A friend of mine who runs a mom blog asked if I could make her a halloween plaque themed around the Disney movie Hocus Pocus. I used 1/8th" Baltic Birch Ply in 2 layers. I found it easier to score the lettering on the plaque and then cut them out separately. This made lining up the letters a BREEZE. After everything dried I applied a few layers of primer, the same paint used to prime canvases (got it at Walmart)
After the primer was dry I used this AMAZING paint from a company called Modern Masters. As a HUGE Disney fan, I was blown away to find out that 90% of Disney’s props, themed lands, and ride sets are painted using this brand of paint. The MM line I used was the Modern Masters Metal line. You apply 2 coats of the paint. Let it dry. Once dry apply a third layer of paint and while it is still wet, you spray this acidic solution onto the paint which causes the metal in the paint to oxidize. This gives the surface a hyper realistic aged patina look in a matter of minutes. They have Copper, Brass, and Iron paints which all age and patina just as those metals would in nature. I am blown away with how this plaque turned out!

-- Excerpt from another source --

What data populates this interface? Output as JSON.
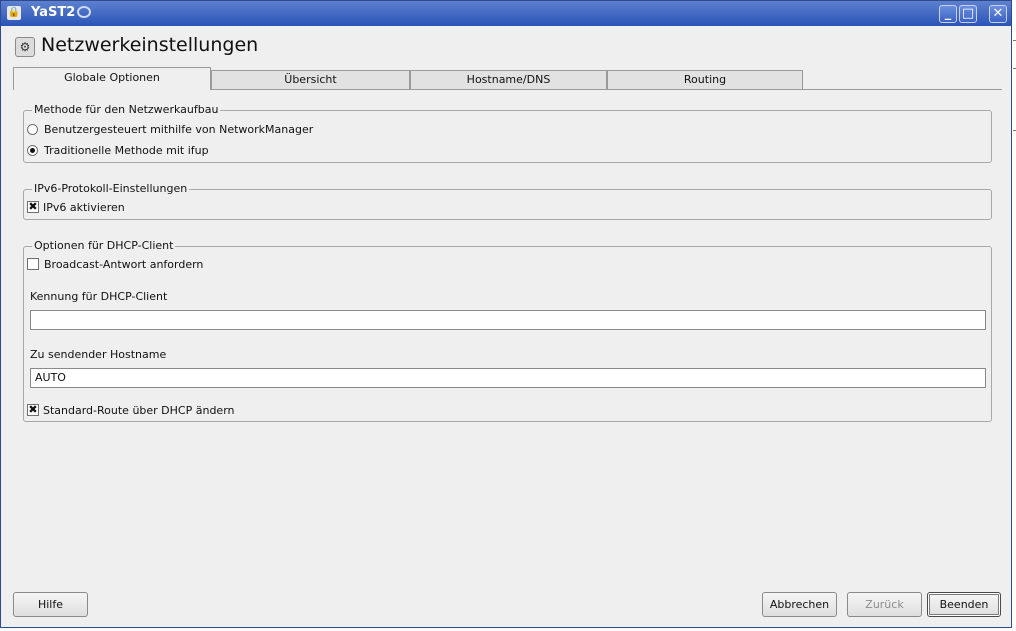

One of my favorite movies. I am going to have to check that paint out. Much easier than painting the patina. So. Very. Cool.
Hee hee, nothing at Dizzyland is real. I know several artists who work there from designers to technicians to scenic artists; the stories they tell are outrageous!
Looks great! I have not seen that movie in years…I’ll have to watch it again.
yes!!! I have worked in the prop manufacturing field for years, and I decided to expand my knowledge into more complex manufacturing techniques, sculpting etc, which is the journey I have been on for the past 3 years or so. Everything thing that Disney creates is always hyper realistic! I have always told myself if I am going to build a prop or light a show, if the final product is not up to “Disney Standards” then I start over lol! I strive for that level of realism! lol😂
You should set your sights higher!
Yes!! I have worked in the prop field for most of my life and have become accustomed to painting patina by hand lol very very meticulously lol When I discovered this stuff I was so happy that I could now pull off high end, hyper realistic aging without the hours of stippling and dry brushing.
I was speaking strictly from a set design & prop perspective… when it comes to creating realistic environments Disney does it best! Their simulated environments in the parks, visually speaking are on top of every single detail, down to the last bolt and nail. You can walk up 2 inches from any prop or structure in the park and not see one flaw. Those are the levels at which I set my bar, that at no matter what distance the audience may be, the illusion still holds strong.
I was just joking. Disney is not at the top of rankings when it comes to prop creation.
(edit - excluding the studios they’ve swallowed up!)
That is an excellent result.
That may be your opinion. Lol However, as far as I am concerned their props and scenery must withstand rain, high winds, sun exposure, and sometimes oils and dirt from guests hands and yet they still look pristine. (The companies they absorbed “ILM” industrial light and magic, etc) dont really have a hand in the theme parks aspect. The last time Disney used a company outside of itself for scenic design was for rendering footage used in a ride. They do not outsource their scenic & environmental design and fabrication. Unless that fabricated element works with or around vehicle support structures, where they would then work with the ride manufacturers usually Vekoma.
All good! I consider “props” to be items used in theatrical performances…
That looks great. I have been wanting to make an address plaque for some friends building a house in the country. How well does that stand up to weather? Would it adhere to acrylic (so the substrate would be weather resistant)?
It really depends on the specific industry. Like game devs seem to think props are anything that can move that isn’t a character. In TV/film they’re specifically things that actors touch and move excluding furniture but including watches and eyeglasses (an exact same item that no one is touching is set dressing). In theme park it’s almost anything smaller than a wall.
Yes, the paint is actually acrylic based, you can also buy a primer through Modern Masters which also works well, I seal my pieces with some matte clear coat. I have not tried it on acrylic yet, however from what I have seen, you can literally use this paint on anything. I would recommend using their primer on surfaces like acrylic just to give the paint something to grab onto unless the surface is that of matte acrylic. Either way your good to go!
Very nice. Thanks for that paint tip!
Thank you. I believe I will give it a try.
Nice. Need to brush up on my disney movies. Didn’t even know such paint existed. That sounds like a pair with checking out. Nice work!
Great result! Thanks for sharing the paint info - such a cool effect!